Abbott, Edwin Arrott
ABBOTT, EDWIN ARROTT (1838- ), English schoolmaster and theologian, was born on the 20th of December 1838. He was educated at the City of London school and at St John's College, Cambridge, where he took the highest honours in the classical, mathematical and theological triposes, and became fellow of his college. In 1862 he took orders. After holding masterships at King Edward's School, Birmingham, and at Clifton College, he succeeded G. F. Mortimer as headmaster of the City of London school in 1865 at the early age of twenty-six. He was Hulsean lecturer in 1876. He retired in 1889, and devoted himself to literary and theological pursuits. Dr Abbott's liberal inclinations in theology were prominent both in his educational views and in his books. His Shakespearian Grammar (1870) is a permanent contribution to English philology. In 1885 he published a life of Francis Bacon. His theological writings include three anonymously published religious romances-Philochristus (1878), Onesimus (1882), Sitanus (1906). More weighty contributions are the anonymous theological discussion The Kernel and the Husk (1886), Philomythus (1891), his book on Cardinal Newman as an Anglican (1892), and his article "The Gospels" in the ninth edition of the Encyclopaedia Britannica, embodying a critical view which caused considerable stir in the English theological world; he also wrote St Thomas of Canterbury, his Death and Miracles (1898), Johannine Vocabulary (1905), Johannine Grammar (1906).
His brother, Evelyn Abbott (1843-1901), was a well-known tutor of
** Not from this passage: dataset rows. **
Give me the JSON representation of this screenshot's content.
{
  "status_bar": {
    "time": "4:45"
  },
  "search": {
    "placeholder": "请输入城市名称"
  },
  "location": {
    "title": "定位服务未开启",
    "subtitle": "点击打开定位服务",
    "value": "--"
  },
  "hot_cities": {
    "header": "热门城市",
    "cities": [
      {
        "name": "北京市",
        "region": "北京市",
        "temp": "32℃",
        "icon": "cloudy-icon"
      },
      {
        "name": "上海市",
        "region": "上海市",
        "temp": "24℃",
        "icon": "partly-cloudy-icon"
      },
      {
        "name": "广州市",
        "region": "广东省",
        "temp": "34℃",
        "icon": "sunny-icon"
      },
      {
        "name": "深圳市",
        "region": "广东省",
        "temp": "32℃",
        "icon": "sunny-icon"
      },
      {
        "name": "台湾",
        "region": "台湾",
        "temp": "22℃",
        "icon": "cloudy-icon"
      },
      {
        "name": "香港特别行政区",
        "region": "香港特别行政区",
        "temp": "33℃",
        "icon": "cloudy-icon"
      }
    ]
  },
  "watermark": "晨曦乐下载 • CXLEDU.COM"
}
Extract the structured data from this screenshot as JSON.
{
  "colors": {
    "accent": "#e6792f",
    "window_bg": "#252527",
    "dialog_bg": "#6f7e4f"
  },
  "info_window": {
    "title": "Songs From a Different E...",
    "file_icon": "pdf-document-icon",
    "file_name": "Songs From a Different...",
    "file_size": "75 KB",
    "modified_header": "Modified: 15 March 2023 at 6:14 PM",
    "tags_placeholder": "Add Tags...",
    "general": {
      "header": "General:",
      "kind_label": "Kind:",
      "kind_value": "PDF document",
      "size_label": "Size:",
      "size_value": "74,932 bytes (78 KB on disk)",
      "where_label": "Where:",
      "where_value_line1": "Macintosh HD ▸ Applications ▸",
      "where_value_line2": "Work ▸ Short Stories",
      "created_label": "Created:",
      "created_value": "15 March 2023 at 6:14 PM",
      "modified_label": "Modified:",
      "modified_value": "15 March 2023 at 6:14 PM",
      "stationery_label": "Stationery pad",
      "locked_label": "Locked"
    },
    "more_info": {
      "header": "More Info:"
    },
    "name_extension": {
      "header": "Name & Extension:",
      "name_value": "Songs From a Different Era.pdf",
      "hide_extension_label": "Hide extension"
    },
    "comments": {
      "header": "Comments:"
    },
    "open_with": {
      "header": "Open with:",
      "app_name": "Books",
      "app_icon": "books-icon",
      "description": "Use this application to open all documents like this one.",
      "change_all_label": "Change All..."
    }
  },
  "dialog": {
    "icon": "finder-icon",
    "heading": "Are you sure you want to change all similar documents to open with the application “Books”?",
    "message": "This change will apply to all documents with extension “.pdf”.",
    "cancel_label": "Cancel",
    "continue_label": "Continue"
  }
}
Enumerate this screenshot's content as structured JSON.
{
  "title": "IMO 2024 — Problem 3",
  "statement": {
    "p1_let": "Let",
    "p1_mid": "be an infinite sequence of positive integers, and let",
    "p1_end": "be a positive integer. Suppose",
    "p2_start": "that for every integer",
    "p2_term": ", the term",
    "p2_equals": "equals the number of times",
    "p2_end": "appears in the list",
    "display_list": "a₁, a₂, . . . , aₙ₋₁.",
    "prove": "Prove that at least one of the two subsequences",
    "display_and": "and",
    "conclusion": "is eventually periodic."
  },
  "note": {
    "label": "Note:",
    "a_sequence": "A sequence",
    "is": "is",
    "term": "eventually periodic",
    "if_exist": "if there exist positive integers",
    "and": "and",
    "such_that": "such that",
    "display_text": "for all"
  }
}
Balliol, Oxford, and author of a scholarly History of Greece.
Note - this article incorporates content from Encyclopaedia Britannica, Eleventh Edition, (1910-1911)